In George Romero's 1968 "Night of the Living Dead," which set the bar for zombie movies, an attack by the undead was brought on by radiation from a satellite that had orbited Venus and returned to Earth. In other movies, the dead have risen to feast on the flesh of the living as a result of chemicals, disease, demons, electric shock and aliens.
The walking corpses in "Night of the Living Dead" were called "ghouls," not zombies, but their jerky, shuffling, flesh-eating shtick has become the zombie gold standard.
Zombies are not real.
The undead get ready
About 20 people attended the attack-planning party at Muntean's house Monday. Muntean was expecting more; He kept popping up from his chair on the back porch, muttering, "Where are all the zombies?"
The actors discussed zombie-related issues such as walking style and costume. "I was gonna just dress how I normally dress and make it seem like I had been attacked," said clothing designer Bonnie McManners.

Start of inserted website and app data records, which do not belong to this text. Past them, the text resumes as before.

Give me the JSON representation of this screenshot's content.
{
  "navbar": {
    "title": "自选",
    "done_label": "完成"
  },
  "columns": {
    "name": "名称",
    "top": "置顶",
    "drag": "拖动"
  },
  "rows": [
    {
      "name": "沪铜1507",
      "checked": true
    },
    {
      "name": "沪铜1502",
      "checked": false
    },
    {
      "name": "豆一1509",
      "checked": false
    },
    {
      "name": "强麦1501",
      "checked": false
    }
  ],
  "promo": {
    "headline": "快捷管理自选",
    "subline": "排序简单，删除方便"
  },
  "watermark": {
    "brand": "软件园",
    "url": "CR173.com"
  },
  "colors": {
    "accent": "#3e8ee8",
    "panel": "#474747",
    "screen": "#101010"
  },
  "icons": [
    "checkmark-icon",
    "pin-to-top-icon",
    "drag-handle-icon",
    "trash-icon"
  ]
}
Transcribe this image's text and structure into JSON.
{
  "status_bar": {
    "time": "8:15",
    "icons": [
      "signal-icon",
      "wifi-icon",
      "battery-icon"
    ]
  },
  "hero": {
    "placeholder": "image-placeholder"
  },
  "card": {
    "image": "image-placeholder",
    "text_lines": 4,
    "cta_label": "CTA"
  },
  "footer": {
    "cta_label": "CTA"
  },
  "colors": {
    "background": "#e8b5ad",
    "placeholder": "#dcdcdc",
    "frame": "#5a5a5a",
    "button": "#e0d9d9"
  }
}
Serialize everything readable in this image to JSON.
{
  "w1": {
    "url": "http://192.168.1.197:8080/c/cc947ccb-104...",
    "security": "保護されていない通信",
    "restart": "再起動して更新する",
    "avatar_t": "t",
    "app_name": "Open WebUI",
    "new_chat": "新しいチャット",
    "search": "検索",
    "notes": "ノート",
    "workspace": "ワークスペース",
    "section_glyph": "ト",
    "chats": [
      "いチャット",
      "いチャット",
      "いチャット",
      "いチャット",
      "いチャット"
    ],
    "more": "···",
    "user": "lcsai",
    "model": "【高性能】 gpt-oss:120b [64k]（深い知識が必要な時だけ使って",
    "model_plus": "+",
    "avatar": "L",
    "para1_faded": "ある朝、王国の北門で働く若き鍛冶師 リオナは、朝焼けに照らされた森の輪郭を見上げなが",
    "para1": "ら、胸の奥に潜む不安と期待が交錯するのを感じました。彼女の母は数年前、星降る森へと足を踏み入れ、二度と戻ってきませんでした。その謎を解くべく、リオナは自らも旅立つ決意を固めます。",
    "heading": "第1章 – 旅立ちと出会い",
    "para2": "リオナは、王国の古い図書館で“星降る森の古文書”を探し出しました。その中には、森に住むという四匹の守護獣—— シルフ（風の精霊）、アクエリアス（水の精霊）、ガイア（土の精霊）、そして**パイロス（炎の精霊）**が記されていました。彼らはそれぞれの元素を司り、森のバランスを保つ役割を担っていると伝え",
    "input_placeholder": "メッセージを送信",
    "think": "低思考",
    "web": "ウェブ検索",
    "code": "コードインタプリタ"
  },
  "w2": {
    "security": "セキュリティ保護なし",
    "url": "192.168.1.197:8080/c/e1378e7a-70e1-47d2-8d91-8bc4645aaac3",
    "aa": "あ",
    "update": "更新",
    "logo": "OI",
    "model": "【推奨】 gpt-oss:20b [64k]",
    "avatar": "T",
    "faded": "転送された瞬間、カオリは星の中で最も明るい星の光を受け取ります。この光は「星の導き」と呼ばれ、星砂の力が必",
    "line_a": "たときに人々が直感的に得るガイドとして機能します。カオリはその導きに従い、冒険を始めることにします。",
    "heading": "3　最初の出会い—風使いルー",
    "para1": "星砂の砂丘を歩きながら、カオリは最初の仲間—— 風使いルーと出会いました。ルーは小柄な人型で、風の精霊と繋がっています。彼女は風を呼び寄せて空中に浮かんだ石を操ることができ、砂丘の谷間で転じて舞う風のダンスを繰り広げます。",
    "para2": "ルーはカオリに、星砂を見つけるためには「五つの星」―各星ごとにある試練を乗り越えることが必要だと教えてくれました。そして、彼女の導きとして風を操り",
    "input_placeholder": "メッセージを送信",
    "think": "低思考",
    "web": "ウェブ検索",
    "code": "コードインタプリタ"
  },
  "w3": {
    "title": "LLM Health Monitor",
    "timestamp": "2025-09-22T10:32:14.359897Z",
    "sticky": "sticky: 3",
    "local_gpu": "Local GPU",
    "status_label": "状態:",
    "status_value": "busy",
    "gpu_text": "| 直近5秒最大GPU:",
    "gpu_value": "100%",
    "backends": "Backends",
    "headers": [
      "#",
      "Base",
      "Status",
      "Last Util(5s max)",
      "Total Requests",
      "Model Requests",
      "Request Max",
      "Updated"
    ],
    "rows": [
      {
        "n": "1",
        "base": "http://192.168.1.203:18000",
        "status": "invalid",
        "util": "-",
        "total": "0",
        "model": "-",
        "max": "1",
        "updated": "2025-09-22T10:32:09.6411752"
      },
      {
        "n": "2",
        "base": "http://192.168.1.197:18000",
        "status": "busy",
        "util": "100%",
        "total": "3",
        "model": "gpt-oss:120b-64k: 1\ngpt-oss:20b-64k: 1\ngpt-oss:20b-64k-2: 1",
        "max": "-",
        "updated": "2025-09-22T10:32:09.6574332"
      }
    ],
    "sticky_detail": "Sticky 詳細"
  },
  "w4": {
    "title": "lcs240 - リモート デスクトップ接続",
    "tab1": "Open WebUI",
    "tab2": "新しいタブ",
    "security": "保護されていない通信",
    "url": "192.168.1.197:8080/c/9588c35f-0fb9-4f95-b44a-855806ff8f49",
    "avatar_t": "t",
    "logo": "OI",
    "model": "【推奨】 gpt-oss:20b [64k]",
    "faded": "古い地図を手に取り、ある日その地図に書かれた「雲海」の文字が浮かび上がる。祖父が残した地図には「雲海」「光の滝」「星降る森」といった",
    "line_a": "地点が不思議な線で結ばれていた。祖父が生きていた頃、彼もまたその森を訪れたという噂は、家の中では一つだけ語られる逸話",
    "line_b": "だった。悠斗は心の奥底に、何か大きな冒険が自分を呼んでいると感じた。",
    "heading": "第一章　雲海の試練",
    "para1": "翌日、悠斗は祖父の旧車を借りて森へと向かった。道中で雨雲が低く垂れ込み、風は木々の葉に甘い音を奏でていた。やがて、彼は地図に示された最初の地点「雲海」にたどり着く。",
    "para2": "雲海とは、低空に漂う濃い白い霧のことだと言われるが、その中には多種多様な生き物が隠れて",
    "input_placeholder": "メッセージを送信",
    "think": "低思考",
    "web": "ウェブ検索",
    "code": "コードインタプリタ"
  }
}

They also wondered whether the American Idol producers had been tipped off. Muntean was not worried about that.
"Their only resource would be to tell security, 'If you see zombies, tell them to leave,'" he said.
Carey Olfers, who works for a health insurance company, felt less sure.
"I don't really know what the legal ramifications of a zombie horde are," he said.
Muntean passed out a flyer reading "DON'T TOUCH THE NORMALS!" He stressed that the zombies should keep to themselves and that the event was meant to be fun, not mean or violent.
The zombies met in Muntean's back yard on Thursday morning. Samantha Inoue Harte, an animator and professional makeup artist, was in charge of the gore. She smeared their faces with make-up, a gelatin mix, liquid latex and fake blood made from corn syrup, chocolate syrup and food coloring. The zombies practiced shuffling, smoked cigarettes and checked their make-up in a window. "Zombie," by The Cranberries, was playing.
When zombies attack
The scene at the Erwin Center that morning was calm. Lt. James Gabriel of the UT Police Department said the event was "going very smoothly," and that the UTPD did not anticipate any problems.
Then the zombies arrived. And the pop-star hopefuls leered and giggled. The media swarmed around the zombies as if they, too, were hungry for flesh.
Kalleen Chilcote, a UT fine arts graduate student, moaned and dragged one leg behind her like a classic zombie. The zombies - all except for Plan II senior Mike Ferstenfeld - signed release forms to appear on Fox TV.
"We've turned into prostitutes for 'American Idol,'" Ferstenfeld said.
When asked why he decided not to be filmed by the "Idol" crew, he said, "Oh, I don't know."
Muntean reports that "American Idol" has asked Chilcote to return in zombie makeup for an audition on the show, but that she will probably decline.
He added that he decided to sign the consent form and participate in the Idol shot because he was worried about being kicked out by the police if he didn't.
The police at the event were certainly keeping an eye on the zombies. The Austin Police Department says there is no history of zombie-related crime in the city.
"In this office, we mostly deal with serious crimes: rape, assault and robbery," said APD spokeswoman Toni Chovanetz. "Zombie-related crimes - I don't think that's ever been brought to our attention."